References[edit]

  1. ^ "Hon. Minister's Message". Ministry of Power and Renewable Energy. Retrieved 20 July 2015. 
  2. ^ "Our Management". CEB. Retrieved 20 July 2015. 
  3. ^ "Demand Side Management - Ceylon Electricity Board". Retrieved 20 September 2014. 
  4. ^ "Generation of hydro-power has decreased – observes CEB". Retrieved 19 September 2014. 
  5. ^ No more coal plants, retrieved 8 August 2010 
  6. ^ Ministry: Current energy projects (PDF), retrieved 7 August 2010 
  7. ^ "CEB Annual Financial Statement,2011". Retrieved 19 September 2014. 
  8. ^ a b c "A New Coal Power Station the Coal Industry Won't Boast About". Retrieved 19 September 2014. 
  9. ^ a b "Sri Lanka cuts energy price after start of Chinese-funded coal power plant". Retrieved 20 September 2014. 
  10. ^ "Sri Lanka suffers hours-long power blackout". The Star Malaysia, 25 February 2016. Retrieved 26 February 2016. 
  11. ^ "Sri Lanka suffers hours-long power blackout". NDTV, 13 March 2016. Retrieved 13 March 2016. 
  12. ^ "Sri Lanka deploys troops after worst blackout in 20 years". DailyMail. Retrieved 14 March 2016. 
  13. ^ "Norochcholai out of action; power cuts to continue". Times Online. Retrieved 14 March 2016. 
  14. ^ "Cause for power failures in Sri Lanka is lack of regular maintenance - Minister". ColomboPage News Desk, 23 March 2016. Retrieved 2 May 2016. 
  15. ^ "Biyagama CE warned CEB often". Ceylon Today, 17 March 2016. Retrieved 2 May 2016. 

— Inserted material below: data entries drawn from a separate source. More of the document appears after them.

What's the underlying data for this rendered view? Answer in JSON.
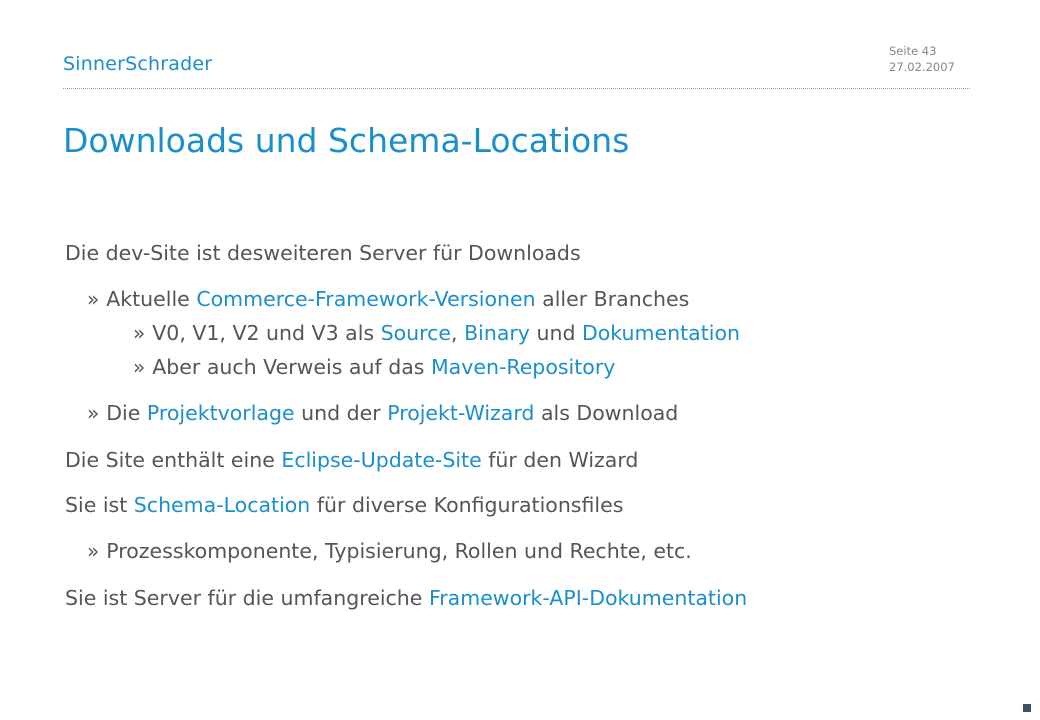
{
  "header": {
    "logo": "SinnerSchrader",
    "page_label": "Seite 43",
    "date": "27.02.2007"
  },
  "slide": {
    "title": "Downloads und Schema-Locations",
    "bullet": "»",
    "lines": [
      {
        "level": 1,
        "parts": [
          {
            "text": "Die dev-Site ist desweiteren Server für Downloads"
          }
        ]
      },
      {
        "level": 2,
        "parts": [
          {
            "text": "Aktuelle "
          },
          {
            "text": "Commerce-Framework-Versionen",
            "link": true
          },
          {
            "text": " aller Branches"
          }
        ]
      },
      {
        "level": 3,
        "parts": [
          {
            "text": "V0, V1, V2 und V3 als "
          },
          {
            "text": "Source",
            "link": true
          },
          {
            "text": ", "
          },
          {
            "text": "Binary",
            "link": true
          },
          {
            "text": " und "
          },
          {
            "text": "Dokumentation",
            "link": true
          }
        ]
      },
      {
        "level": 3,
        "parts": [
          {
            "text": "Aber auch Verweis auf das "
          },
          {
            "text": "Maven-Repository",
            "link": true
          }
        ]
      },
      {
        "level": 2,
        "parts": [
          {
            "text": "Die "
          },
          {
            "text": "Projektvorlage",
            "link": true
          },
          {
            "text": " und der "
          },
          {
            "text": "Projekt-Wizard",
            "link": true
          },
          {
            "text": " als Download"
          }
        ]
      },
      {
        "level": 1,
        "parts": [
          {
            "text": "Die Site enthält eine "
          },
          {
            "text": "Eclipse-Update-Site",
            "link": true
          },
          {
            "text": " für den Wizard"
          }
        ]
      },
      {
        "level": 1,
        "parts": [
          {
            "text": "Sie ist "
          },
          {
            "text": "Schema-Location",
            "link": true
          },
          {
            "text": " für diverse Konfigurationsfiles"
          }
        ]
      },
      {
        "level": 2,
        "parts": [
          {
            "text": "Prozesskomponente, Typisierung, Rollen und Rechte, etc."
          }
        ]
      },
      {
        "level": 1,
        "parts": [
          {
            "text": "Sie ist Server für die umfangreiche "
          },
          {
            "text": "Framework-API-Dokumentation",
            "link": true
          }
        ]
      }
    ]
  },
  "colors": {
    "accent": "#1a8fcc",
    "text": "#555555",
    "corner_mark": "#3f5166"
  }
}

  16. ^ "Sri Lanka CEB loses rs25.5bn". Archived from the original on 9 May 2015. Retrieved 18 September 2014. 
  17. ^ "Sri Lanka power tariffs raised - Update ". Archived from the original on 13 July 2014. Retrieved 20 September 2014. 
  18. ^ "CEB says electricity bill reduction will not reflect immediately". Retrieved 20 September 2014. 

External links[edit]